---------- RECORDS TO USE ----------
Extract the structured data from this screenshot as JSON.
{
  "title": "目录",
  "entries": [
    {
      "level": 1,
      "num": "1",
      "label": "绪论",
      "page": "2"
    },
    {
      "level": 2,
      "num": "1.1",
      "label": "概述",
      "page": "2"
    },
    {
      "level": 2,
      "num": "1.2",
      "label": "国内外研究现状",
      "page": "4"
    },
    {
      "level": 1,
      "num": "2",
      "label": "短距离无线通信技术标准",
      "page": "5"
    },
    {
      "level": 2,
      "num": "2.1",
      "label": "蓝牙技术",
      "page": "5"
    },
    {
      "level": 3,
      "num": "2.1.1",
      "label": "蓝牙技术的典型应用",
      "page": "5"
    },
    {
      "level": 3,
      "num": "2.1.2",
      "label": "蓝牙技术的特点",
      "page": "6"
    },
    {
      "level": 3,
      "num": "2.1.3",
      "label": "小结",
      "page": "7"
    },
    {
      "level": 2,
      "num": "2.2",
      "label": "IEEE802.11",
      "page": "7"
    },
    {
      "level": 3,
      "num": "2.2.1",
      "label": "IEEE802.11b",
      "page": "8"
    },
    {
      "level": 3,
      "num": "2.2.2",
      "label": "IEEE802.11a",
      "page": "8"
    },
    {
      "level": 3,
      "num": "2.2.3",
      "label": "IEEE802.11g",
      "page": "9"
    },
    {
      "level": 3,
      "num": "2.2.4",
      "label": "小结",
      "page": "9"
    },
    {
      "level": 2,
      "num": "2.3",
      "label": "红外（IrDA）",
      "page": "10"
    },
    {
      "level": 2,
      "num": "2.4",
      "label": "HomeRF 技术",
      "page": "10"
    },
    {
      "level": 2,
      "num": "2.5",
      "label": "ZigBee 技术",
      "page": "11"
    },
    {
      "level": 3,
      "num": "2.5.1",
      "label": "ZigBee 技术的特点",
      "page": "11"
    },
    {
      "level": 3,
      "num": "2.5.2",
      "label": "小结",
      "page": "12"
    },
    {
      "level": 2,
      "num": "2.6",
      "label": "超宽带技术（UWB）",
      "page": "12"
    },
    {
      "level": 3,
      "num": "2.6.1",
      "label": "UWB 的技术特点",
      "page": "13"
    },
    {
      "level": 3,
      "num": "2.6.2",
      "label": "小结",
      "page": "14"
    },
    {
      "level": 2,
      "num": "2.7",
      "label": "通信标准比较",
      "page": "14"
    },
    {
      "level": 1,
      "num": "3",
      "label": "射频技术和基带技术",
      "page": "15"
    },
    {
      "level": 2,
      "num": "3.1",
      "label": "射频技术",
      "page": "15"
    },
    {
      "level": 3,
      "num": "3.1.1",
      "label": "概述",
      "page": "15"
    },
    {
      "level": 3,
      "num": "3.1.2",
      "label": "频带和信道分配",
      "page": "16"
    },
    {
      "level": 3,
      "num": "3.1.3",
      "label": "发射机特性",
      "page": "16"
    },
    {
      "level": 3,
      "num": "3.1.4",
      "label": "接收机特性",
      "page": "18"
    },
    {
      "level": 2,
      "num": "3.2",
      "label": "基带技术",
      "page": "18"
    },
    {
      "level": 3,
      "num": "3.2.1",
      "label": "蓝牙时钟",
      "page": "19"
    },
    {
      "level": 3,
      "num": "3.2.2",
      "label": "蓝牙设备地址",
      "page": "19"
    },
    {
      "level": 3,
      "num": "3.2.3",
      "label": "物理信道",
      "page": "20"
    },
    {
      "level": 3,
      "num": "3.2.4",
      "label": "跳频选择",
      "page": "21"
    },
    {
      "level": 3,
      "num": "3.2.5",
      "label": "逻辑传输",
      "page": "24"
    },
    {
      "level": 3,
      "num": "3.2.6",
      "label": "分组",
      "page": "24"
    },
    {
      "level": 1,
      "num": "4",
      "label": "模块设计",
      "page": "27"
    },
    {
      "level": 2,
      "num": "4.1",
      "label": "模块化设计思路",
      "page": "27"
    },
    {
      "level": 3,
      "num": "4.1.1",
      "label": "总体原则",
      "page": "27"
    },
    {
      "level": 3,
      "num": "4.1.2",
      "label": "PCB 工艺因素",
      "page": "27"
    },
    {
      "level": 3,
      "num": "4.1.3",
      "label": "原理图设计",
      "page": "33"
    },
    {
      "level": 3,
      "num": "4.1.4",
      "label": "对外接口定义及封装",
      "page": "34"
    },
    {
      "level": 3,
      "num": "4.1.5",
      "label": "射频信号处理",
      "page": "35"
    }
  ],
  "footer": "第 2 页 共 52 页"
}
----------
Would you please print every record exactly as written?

Extract the structured data from this screenshot as JSON.
{
  "title": "目录",
  "entries": [
    {
      "level": 1,
      "num": "1",
      "label": "绪论",
      "page": "2"
    },
    {
      "level": 2,
      "num": "1.1",
      "label": "概述",
      "page": "2"
    },
    {
      "level": 2,
      "num": "1.2",
      "label": "国内外研究现状",
      "page": "4"
    },
    {
      "level": 1,
      "num": "2",
      "label": "短距离无线通信技术标准",
      "page": "5"
    },
    {
      "level": 2,
      "num": "2.1",
      "label": "蓝牙技术",
      "page": "5"
    },
    {
      "level": 3,
      "num": "2.1.1",
      "label": "蓝牙技术的典型应用",
      "page": "5"
    },
    {
      "level": 3,
      "num": "2.1.2",
      "label": "蓝牙技术的特点",
      "page": "6"
    },
    {
      "level": 3,
      "num": "2.1.3",
      "label": "小结",
      "page": "7"
    },
    {
      "level": 2,
      "num": "2.2",
      "label": "IEEE802.11",
      "page": "7"
    },
    {
      "level": 3,
      "num": "2.2.1",
      "label": "IEEE802.11b",
      "page": "8"
    },
    {
      "level": 3,
      "num": "2.2.2",
      "label": "IEEE802.11a",
      "page": "8"
    },
    {
      "level": 3,
      "num": "2.2.3",
      "label": "IEEE802.11g",
      "page": "9"
    },
    {
      "level": 3,
      "num": "2.2.4",
      "label": "小结",
      "page": "9"
    },
    {
      "level": 2,
      "num": "2.3",
      "label": "红外（IrDA）",
      "page": "10"
    },
    {
      "level": 2,
      "num": "2.4",
      "label": "HomeRF 技术",
      "page": "10"
    },
    {
      "level": 2,
      "num": "2.5",
      "label": "ZigBee 技术",
      "page": "11"
    },
    {
      "level": 3,
      "num": "2.5.1",
      "label": "ZigBee 技术的特点",
      "page": "11"
    },
    {
      "level": 3,
      "num": "2.5.2",
      "label": "小结",
      "page": "12"
    },
    {
      "level": 2,
      "num": "2.6",
      "label": "超宽带技术（UWB）",
      "page": "12"
    },
    {
      "level": 3,
      "num": "2.6.1",
      "label": "UWB 的技术特点",
      "page": "13"
    },
    {
      "level": 3,
      "num": "2.6.2",
      "label": "小结",
      "page": "14"
    },
    {
      "level": 2,
      "num": "2.7",
      "label": "通信标准比较",
      "page": "14"
    },
    {
      "level": 1,
      "num": "3",
      "label": "射频技术和基带技术",
      "page": "15"
    },
    {
      "level": 2,
      "num": "3.1",
      "label": "射频技术",
      "page": "15"
    },
    {
      "level": 3,
      "num": "3.1.1",
      "label": "概述",
      "page": "15"
    },
    {
      "level": 3,
      "num": "3.1.2",
      "label": "频带和信道分配",
      "page": "16"
    },
    {
      "level": 3,
      "num": "3.1.3",
      "label": "发射机特性",
      "page": "16"
    },
    {
      "level": 3,
      "num": "3.1.4",
      "label": "接收机特性",
      "page": "18"
    },
    {
      "level": 2,
      "num": "3.2",
      "label": "基带技术",
      "page": "18"
    },
    {
      "level": 3,
      "num": "3.2.1",
      "label": "蓝牙时钟",
      "page": "19"
    },
    {
      "level": 3,
      "num": "3.2.2",
      "label": "蓝牙设备地址",
      "page": "19"
    },
    {
      "level": 3,
      "num": "3.2.3",
      "label": "物理信道",
      "page": "20"
    },
    {
      "level": 3,
      "num": "3.2.4",
      "label": "跳频选择",
      "page": "21"
    },
    {
      "level": 3,
      "num": "3.2.5",
      "label": "逻辑传输",
      "page": "24"
    },
    {
      "level": 3,
      "num": "3.2.6",
      "label": "分组",
      "page": "24"
    },
    {
      "level": 1,
      "num": "4",
      "label": "模块设计",
      "page": "27"
    },
    {
      "level": 2,
      "num": "4.1",
      "label": "模块化设计思路",
      "page": "27"
    },
    {
      "level": 3,
      "num": "4.1.1",
      "label": "总体原则",
      "page": "27"
    },
    {
      "level": 3,
      "num": "4.1.2",
      "label": "PCB 工艺因素",
      "page": "27"
    },
    {
      "level": 3,
      "num": "4.1.3",
      "label": "原理图设计",
      "page": "33"
    },
    {
      "level": 3,
      "num": "4.1.4",
      "label": "对外接口定义及封装",
      "page": "34"
    },
    {
      "level": 3,
      "num": "4.1.5",
      "label": "射频信号处理",
      "page": "35"
    }
  ],
  "footer": "第 2 页 共 52 页"
}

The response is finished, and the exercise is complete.